Many children of migrants see misty-eyed parental nostalgia for the old country as disqualification from commenting on the habits and lifestyles of the new one. The same must surely be true of those who were born in the internet age, hearing the moralising angst of those who were thrust into it as adults. Those of us who cannot even begin to imagine why anyone would post pictures of debauched private antics in a public space struggle to transmit that bafflement to those who do it without a second thought – as if the event cannot be said to have happened fully if it hasn’t been recorded on Facebook.
That doesn’t mean there aren’t tech-savvy parents. There are thousands of adults who squander hours online as dissolutely as their children. But they have the memory of growing up analogue. They know about letterwriting and keeping 10p for a payphone – the psychological relics of a childhood on a lost continent. For the children of the New World there is no obvious distinction between analogue and digital being. The space online is part of the fabric of their lives, which makes it impossible to imagine how a porn-busting algorithm or patch of code could protect them from abuse.
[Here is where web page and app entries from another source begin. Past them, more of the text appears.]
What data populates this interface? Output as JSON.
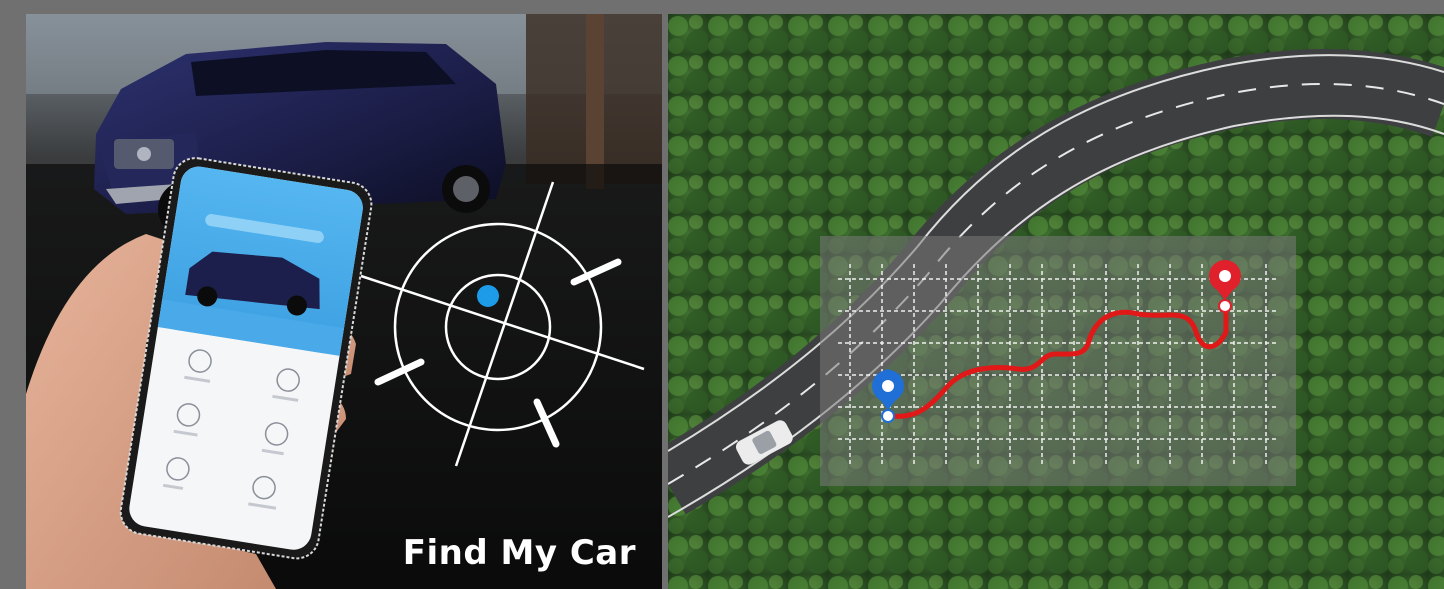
{
  "banner": {
    "caption": "Find My Car"
  },
  "colors": {
    "location_dot": "#1e9be8",
    "route_line": "#e01818",
    "start_pin": "#1f6fd6",
    "end_pin": "#e0202a",
    "grid_line": "#ffffff"
  },
  "icons": {
    "target": "crosshair-target-icon",
    "start": "map-pin-start-icon",
    "end": "map-pin-end-icon"
  }
}
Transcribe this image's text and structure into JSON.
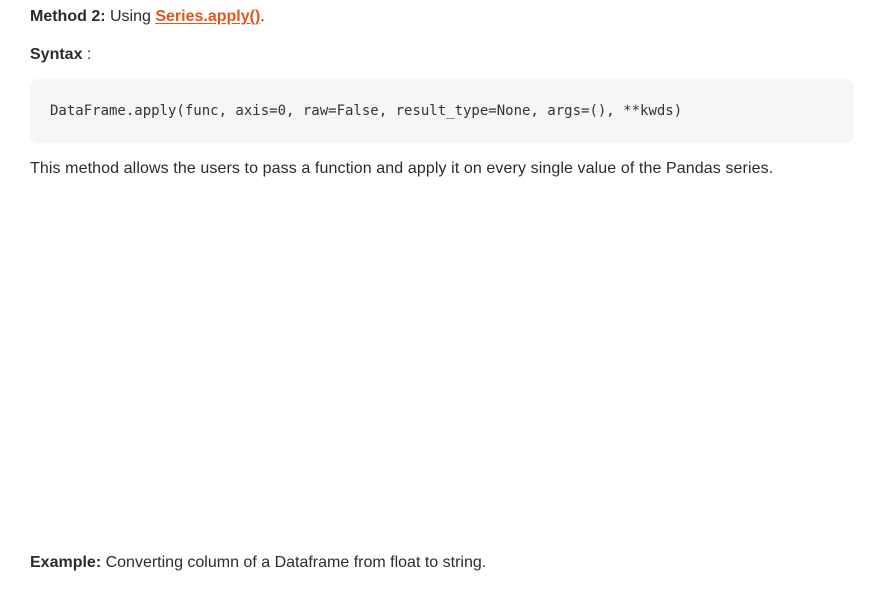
{
  "method": {
    "label": "Method 2:",
    "text": " Using ",
    "link_text": "Series.apply()",
    "suffix": "."
  },
  "syntax": {
    "label": "Syntax",
    "suffix": " :"
  },
  "code": {
    "text": "DataFrame.apply(func, axis=0, raw=False, result_type=None, args=(), **kwds)"
  },
  "description": {
    "text": "This method allows the users to pass a function and apply it on every single value of the Pandas series."
  },
  "example": {
    "label": "Example:",
    "text": " Converting column of a Dataframe from float to string."
  },
  "colors": {
    "link": "#e1561e",
    "code_background": "#f6f6f6",
    "text": "#2b2b2b"
  }
}
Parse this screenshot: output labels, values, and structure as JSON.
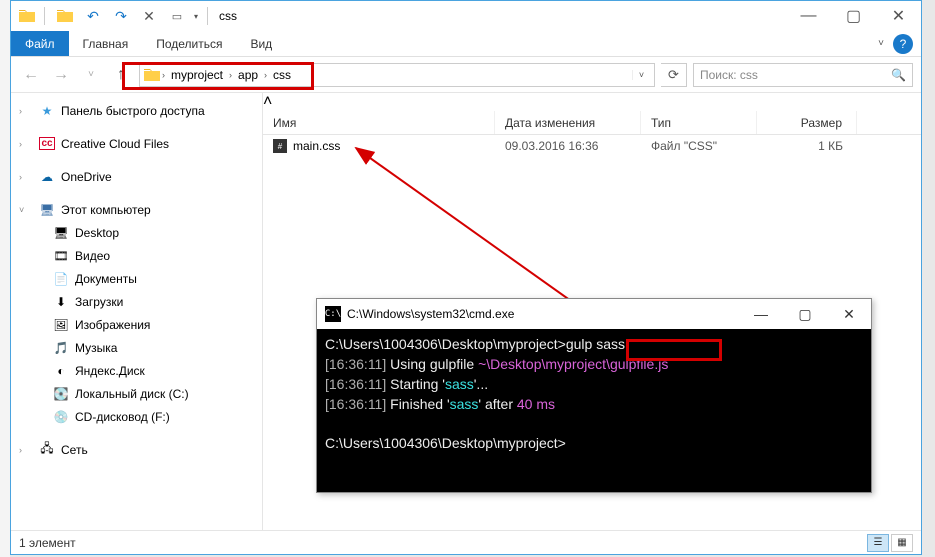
{
  "window": {
    "title": "css",
    "controls": {
      "min": "—",
      "max": "▢",
      "close": "✕"
    }
  },
  "ribbon": {
    "file": "Файл",
    "home": "Главная",
    "share": "Поделиться",
    "view": "Вид"
  },
  "address": {
    "back": "←",
    "fwd": "→",
    "up": "↑",
    "recent": "˅",
    "crumbs": [
      "myproject",
      "app",
      "css"
    ],
    "refresh": "⟳"
  },
  "search": {
    "placeholder": "Поиск: css"
  },
  "columns": {
    "name": "Имя",
    "date": "Дата изменения",
    "type": "Тип",
    "size": "Размер"
  },
  "files": [
    {
      "name": "main.css",
      "date": "09.03.2016 16:36",
      "type": "Файл \"CSS\"",
      "size": "1 КБ"
    }
  ],
  "sidebar": {
    "quick": "Панель быстрого доступа",
    "cc": "Creative Cloud Files",
    "od": "OneDrive",
    "pc": "Этот компьютер",
    "pc_items": [
      "Desktop",
      "Видео",
      "Документы",
      "Загрузки",
      "Изображения",
      "Музыка",
      "Яндекс.Диск",
      "Локальный диск (C:)",
      "CD-дисковод (F:)"
    ],
    "net": "Сеть"
  },
  "status": {
    "count": "1 элемент"
  },
  "cmd": {
    "title": "C:\\Windows\\system32\\cmd.exe",
    "prompt1_path": "C:\\Users\\1004306\\Desktop\\myproject>",
    "prompt1_cmd": "gulp sass",
    "line2_time": "[16:36:11]",
    "line2_text": " Using gulpfile ",
    "line2_path": "~\\Desktop\\myproject\\gulpfile.js",
    "line3_time": "[16:36:11]",
    "line3_text": " Starting '",
    "line3_task": "sass",
    "line3_end": "'...",
    "line4_time": "[16:36:11]",
    "line4_text": " Finished '",
    "line4_task": "sass",
    "line4_mid": "' after ",
    "line4_dur": "40 ms",
    "prompt2": "C:\\Users\\1004306\\Desktop\\myproject>"
  }
}
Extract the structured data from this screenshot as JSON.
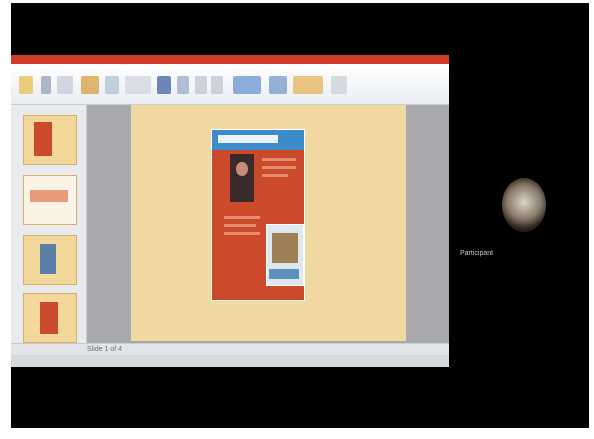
{
  "screen": {
    "shared_app": "presentation-editor",
    "status_text": "Slide 1 of 4"
  },
  "ribbon": {
    "icons": [
      "paste-icon",
      "cut-icon",
      "copy-icon",
      "new-slide-icon",
      "layout-icon",
      "font-icon",
      "bold-icon",
      "italic-icon",
      "align-left-icon",
      "align-center-icon",
      "shape-icon",
      "arrange-icon",
      "quick-styles-icon",
      "find-icon"
    ]
  },
  "slides_pane": {
    "thumbnails": [
      "slide-1",
      "slide-2",
      "slide-3",
      "slide-4"
    ]
  },
  "participant": {
    "name": "Participant"
  },
  "colors": {
    "ribbon_accent": "#d23a2a",
    "poster_red": "#cb4a2c",
    "poster_blue": "#3d8bc8",
    "slide_bg": "#f2d9a4",
    "thumb_bg": "#f4d79a"
  }
}
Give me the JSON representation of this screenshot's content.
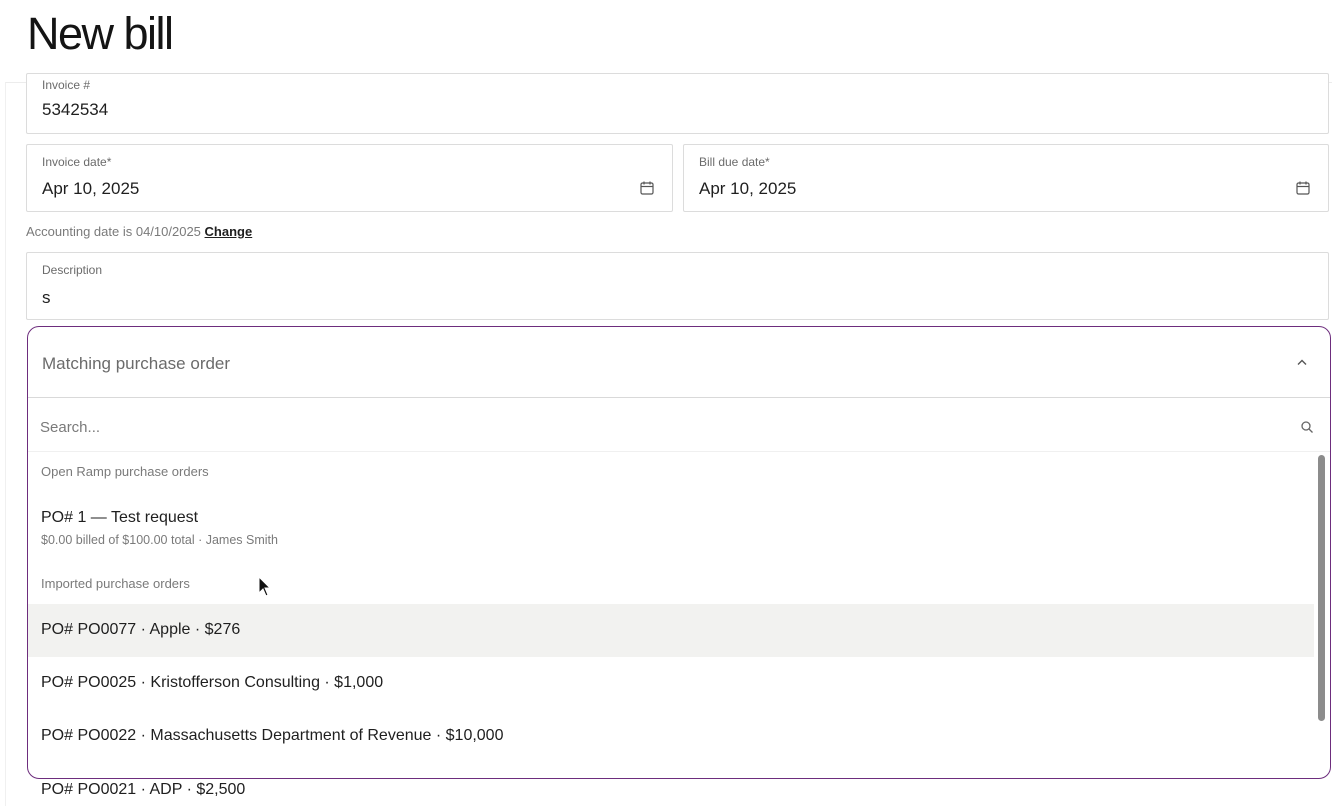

That does not diminish the need for some kind of intervention. The crucial leap is in recognising that the internet is more than a method of communication; it is a place for being. That means the civil libertarians are right when they say we must be careful how much control we hand over to private corporations and state managers. It also means that politicians are right to see it as an area where governments can reasonably claim jurisdiction. We can teach our children to beware predators and to stand up to bullies online. Just as urgently, we need to teach them to engage in the analogue politics around the internet. The best people to design regulations in a community are probably the ones who live there full-time.